[[ The data open ]]
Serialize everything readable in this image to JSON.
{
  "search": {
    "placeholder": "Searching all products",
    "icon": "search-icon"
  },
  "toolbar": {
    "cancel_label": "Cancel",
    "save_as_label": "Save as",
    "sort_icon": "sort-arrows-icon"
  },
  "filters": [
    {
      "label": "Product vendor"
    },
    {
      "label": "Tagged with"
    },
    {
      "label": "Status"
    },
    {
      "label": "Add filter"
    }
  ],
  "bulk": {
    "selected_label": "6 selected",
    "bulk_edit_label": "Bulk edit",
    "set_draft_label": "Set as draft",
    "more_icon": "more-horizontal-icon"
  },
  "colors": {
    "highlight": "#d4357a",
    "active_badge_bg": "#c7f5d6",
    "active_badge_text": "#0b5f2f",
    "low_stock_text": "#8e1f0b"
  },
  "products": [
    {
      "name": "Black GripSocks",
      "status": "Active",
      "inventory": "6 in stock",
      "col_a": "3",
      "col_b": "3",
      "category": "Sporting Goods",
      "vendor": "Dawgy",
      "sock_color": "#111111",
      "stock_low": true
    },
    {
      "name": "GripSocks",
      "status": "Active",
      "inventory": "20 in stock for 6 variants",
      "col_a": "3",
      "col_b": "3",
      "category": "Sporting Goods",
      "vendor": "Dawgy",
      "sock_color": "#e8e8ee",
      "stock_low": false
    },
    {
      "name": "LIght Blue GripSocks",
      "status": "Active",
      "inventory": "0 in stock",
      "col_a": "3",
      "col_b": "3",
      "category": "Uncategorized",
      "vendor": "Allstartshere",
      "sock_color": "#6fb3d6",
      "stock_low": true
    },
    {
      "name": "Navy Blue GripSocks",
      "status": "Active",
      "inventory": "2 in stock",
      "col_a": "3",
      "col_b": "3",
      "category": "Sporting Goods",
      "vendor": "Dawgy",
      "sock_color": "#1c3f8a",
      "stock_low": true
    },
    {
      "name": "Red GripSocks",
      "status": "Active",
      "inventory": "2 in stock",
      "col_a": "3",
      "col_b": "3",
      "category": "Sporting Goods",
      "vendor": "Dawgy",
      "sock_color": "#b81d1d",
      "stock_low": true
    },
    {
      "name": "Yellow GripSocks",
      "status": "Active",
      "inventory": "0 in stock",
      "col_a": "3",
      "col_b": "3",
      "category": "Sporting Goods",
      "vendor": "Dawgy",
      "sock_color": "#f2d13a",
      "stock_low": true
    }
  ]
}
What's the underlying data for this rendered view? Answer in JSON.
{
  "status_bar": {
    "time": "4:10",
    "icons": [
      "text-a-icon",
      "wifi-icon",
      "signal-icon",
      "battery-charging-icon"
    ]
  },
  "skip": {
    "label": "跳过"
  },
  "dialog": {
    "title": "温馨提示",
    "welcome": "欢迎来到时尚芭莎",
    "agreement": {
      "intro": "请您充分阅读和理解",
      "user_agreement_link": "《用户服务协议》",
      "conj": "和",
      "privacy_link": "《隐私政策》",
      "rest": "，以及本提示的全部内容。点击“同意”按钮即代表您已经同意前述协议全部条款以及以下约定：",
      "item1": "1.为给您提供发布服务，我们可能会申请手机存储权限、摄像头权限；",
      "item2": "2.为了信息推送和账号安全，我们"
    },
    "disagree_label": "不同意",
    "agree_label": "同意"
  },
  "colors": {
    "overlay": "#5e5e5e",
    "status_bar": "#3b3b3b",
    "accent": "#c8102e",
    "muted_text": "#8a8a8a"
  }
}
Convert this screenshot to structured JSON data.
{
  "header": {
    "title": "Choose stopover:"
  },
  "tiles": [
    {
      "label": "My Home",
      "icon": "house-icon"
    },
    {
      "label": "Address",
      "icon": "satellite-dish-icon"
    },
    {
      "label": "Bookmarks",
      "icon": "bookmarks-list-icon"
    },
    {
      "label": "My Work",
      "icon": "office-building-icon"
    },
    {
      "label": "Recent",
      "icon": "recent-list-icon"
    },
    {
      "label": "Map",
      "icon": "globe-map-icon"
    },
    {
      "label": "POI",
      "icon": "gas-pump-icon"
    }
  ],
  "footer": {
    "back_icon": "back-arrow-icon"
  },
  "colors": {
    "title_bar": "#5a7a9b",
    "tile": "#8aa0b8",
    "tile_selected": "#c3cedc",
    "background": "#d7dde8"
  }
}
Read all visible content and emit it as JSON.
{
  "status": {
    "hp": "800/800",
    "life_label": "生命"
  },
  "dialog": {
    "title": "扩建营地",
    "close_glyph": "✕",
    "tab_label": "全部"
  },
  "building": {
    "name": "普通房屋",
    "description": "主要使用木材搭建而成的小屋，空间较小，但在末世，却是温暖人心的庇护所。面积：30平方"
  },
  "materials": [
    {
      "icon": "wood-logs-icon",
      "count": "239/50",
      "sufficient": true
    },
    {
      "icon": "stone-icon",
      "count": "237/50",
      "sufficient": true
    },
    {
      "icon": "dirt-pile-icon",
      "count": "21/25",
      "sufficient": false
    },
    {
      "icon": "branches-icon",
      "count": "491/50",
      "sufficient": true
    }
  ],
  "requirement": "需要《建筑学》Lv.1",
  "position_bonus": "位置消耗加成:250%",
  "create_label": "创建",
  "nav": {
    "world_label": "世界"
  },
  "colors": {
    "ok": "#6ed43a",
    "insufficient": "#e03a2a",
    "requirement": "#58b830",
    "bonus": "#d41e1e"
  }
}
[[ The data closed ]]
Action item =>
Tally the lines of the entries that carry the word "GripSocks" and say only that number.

Response area =>
6